3. Well, with those 2 pillars down you might end up liking the game after all.

I do not have quite as much conviction as Angelfish or Draxas, but my position is leaning against producing yet another MMO. Both sides have presented excellent arguments. I will likewise share three pillars of my own. In the interest of not repeating myself, I will respond to yours.

1. Guild Wars is a relatively big player in the industry. It is already well-known and thus profits from a larger player base. A sequel to Star Control will not have this advantage. Even if this idea makes its way off the ground (so to speak), funding still has to come from somewhere.
2. I have played EVE online, and technically there is no "space where you can't be attacked". A determined aggressor can still blow you to bits if they do it quickly enough that the cops cannot stop them in time. This is not to say that makes it or any other MMO bad, but every online game has its share of griefers and drama, regardless of the form it takes. The reason I left was really because I grew tired of the boring point-and-click control scheme, but that is another story.
3. This point has no material in and of itself. You have made your overconfidence clear.
Logged

Priority override. New behavior dictated. Must break post into component ideas.
Pages: 1 2 [3] 4 5 6 Print 
« previous next »
Jump to:  


Login with username, password and session length

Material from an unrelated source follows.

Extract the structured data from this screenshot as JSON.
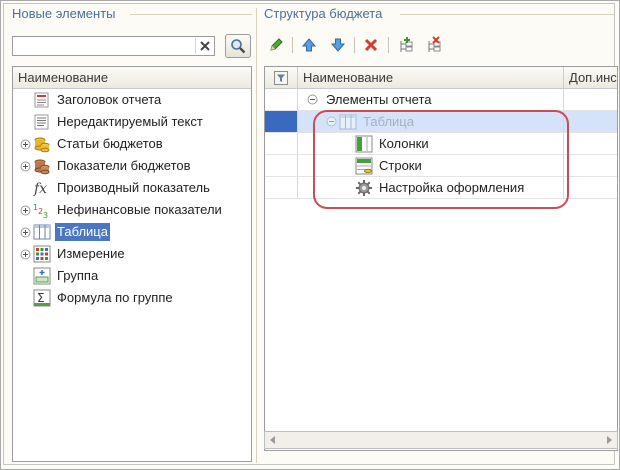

Powered by MySQL Powered by PHP Powered by SMF 1.1.21 | SMF © 2015, Simple Machines Valid XHTML 1.0! Valid CSS!